[Dataset rows describing interfaces]
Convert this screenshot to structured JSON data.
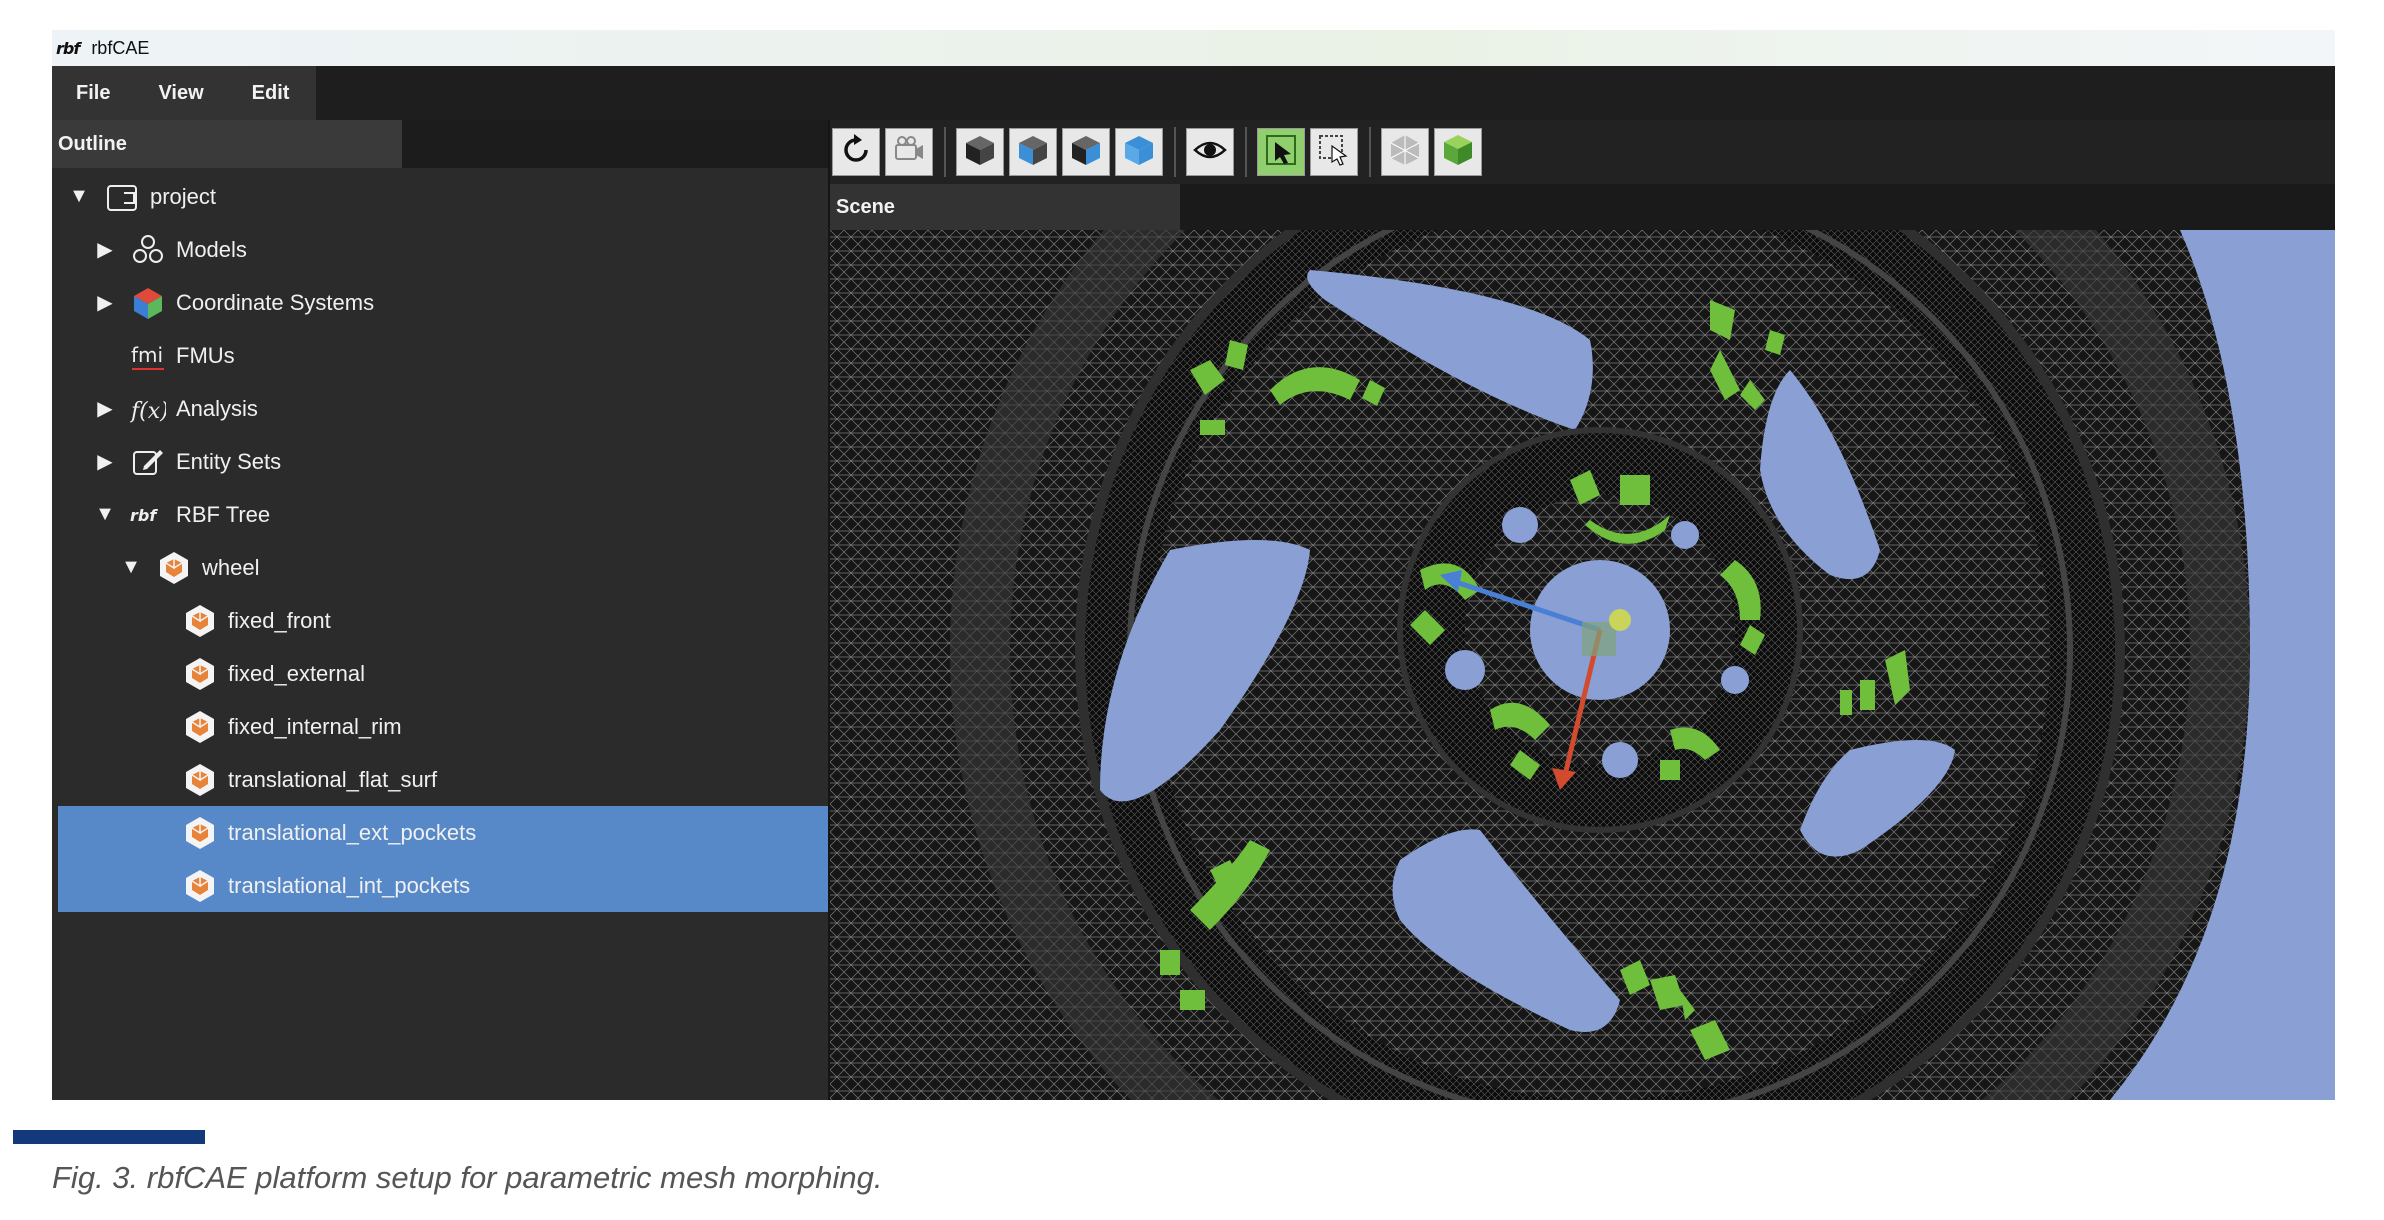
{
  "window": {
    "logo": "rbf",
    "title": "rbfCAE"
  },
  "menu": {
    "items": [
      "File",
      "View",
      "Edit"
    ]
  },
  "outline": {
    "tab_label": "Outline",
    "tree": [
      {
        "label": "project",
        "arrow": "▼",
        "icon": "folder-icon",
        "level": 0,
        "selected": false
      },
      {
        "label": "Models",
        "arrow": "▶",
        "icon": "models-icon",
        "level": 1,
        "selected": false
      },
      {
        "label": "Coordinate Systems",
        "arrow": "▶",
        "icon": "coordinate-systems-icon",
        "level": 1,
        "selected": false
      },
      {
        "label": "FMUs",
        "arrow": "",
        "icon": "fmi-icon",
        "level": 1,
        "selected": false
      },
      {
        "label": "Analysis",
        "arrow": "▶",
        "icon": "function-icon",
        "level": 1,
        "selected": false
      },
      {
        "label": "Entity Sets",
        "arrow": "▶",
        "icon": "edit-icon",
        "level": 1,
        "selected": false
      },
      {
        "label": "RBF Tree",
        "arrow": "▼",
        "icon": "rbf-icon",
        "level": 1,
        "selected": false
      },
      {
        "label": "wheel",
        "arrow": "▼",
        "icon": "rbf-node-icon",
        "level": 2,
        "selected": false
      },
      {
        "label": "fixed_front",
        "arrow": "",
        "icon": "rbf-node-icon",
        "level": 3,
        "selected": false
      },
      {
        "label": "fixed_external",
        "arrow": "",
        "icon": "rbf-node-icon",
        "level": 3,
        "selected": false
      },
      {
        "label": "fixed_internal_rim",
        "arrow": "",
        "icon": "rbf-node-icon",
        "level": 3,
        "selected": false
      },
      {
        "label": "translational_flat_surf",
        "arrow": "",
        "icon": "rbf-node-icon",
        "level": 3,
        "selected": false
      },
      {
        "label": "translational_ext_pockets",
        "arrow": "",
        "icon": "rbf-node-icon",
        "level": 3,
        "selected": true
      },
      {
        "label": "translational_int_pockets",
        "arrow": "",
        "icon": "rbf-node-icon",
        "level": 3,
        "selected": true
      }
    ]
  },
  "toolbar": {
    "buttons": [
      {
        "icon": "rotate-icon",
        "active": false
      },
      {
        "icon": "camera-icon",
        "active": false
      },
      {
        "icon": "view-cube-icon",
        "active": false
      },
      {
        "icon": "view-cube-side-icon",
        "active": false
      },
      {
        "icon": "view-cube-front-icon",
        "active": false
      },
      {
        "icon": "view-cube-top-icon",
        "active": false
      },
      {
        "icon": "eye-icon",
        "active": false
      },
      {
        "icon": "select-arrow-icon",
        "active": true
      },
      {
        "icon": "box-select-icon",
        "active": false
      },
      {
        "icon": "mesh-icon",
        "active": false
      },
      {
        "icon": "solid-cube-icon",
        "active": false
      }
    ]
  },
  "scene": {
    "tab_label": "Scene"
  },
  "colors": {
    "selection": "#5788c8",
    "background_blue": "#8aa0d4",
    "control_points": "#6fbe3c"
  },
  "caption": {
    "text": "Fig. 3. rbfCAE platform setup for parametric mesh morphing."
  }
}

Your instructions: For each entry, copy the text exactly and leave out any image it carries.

Answer section:
Convert this screenshot to structured JSON data.
{
  "window": {
    "logo": "rbf",
    "title": "rbfCAE"
  },
  "menu": {
    "items": [
      "File",
      "View",
      "Edit"
    ]
  },
  "outline": {
    "tab_label": "Outline",
    "tree": [
      {
        "label": "project",
        "arrow": "▼",
        "icon": "folder-icon",
        "level": 0,
        "selected": false
      },
      {
        "label": "Models",
        "arrow": "▶",
        "icon": "models-icon",
        "level": 1,
        "selected": false
      },
      {
        "label": "Coordinate Systems",
        "arrow": "▶",
        "icon": "coordinate-systems-icon",
        "level": 1,
        "selected": false
      },
      {
        "label": "FMUs",
        "arrow": "",
        "icon": "fmi-icon",
        "level": 1,
        "selected": false
      },
      {
        "label": "Analysis",
        "arrow": "▶",
        "icon": "function-icon",
        "level": 1,
        "selected": false
      },
      {
        "label": "Entity Sets",
        "arrow": "▶",
        "icon": "edit-icon",
        "level": 1,
        "selected": false
      },
      {
        "label": "RBF Tree",
        "arrow": "▼",
        "icon": "rbf-icon",
        "level": 1,
        "selected": false
      },
      {
        "label": "wheel",
        "arrow": "▼",
        "icon": "rbf-node-icon",
        "level": 2,
        "selected": false
      },
      {
        "label": "fixed_front",
        "arrow": "",
        "icon": "rbf-node-icon",
        "level": 3,
        "selected": false
      },
      {
        "label": "fixed_external",
        "arrow": "",
        "icon": "rbf-node-icon",
        "level": 3,
        "selected": false
      },
      {
        "label": "fixed_internal_rim",
        "arrow": "",
        "icon": "rbf-node-icon",
        "level": 3,
        "selected": false
      },
      {
        "label": "translational_flat_surf",
        "arrow": "",
        "icon": "rbf-node-icon",
        "level": 3,
        "selected": false
      },
      {
        "label": "translational_ext_pockets",
        "arrow": "",
        "icon": "rbf-node-icon",
        "level": 3,
        "selected": true
      },
      {
        "label": "translational_int_pockets",
        "arrow": "",
        "icon": "rbf-node-icon",
        "level": 3,
        "selected": true
      }
    ]
  },
  "toolbar": {
    "buttons": [
      {
        "icon": "rotate-icon",
        "active": false
      },
      {
        "icon": "camera-icon",
        "active": false
      },
      {
        "icon": "view-cube-icon",
        "active": false
      },
      {
        "icon": "view-cube-side-icon",
        "active": false
      },
      {
        "icon": "view-cube-front-icon",
        "active": false
      },
      {
        "icon": "view-cube-top-icon",
        "active": false
      },
      {
        "icon": "eye-icon",
        "active": false
      },
      {
        "icon": "select-arrow-icon",
        "active": true
      },
      {
        "icon": "box-select-icon",
        "active": false
      },
      {
        "icon": "mesh-icon",
        "active": false
      },
      {
        "icon": "solid-cube-icon",
        "active": false
      }
    ]
  },
  "scene": {
    "tab_label": "Scene"
  },
  "colors": {
    "selection": "#5788c8",
    "background_blue": "#8aa0d4",
    "control_points": "#6fbe3c"
  },
  "caption": {
    "text": "Fig. 3. rbfCAE platform setup for parametric mesh morphing."
  }
}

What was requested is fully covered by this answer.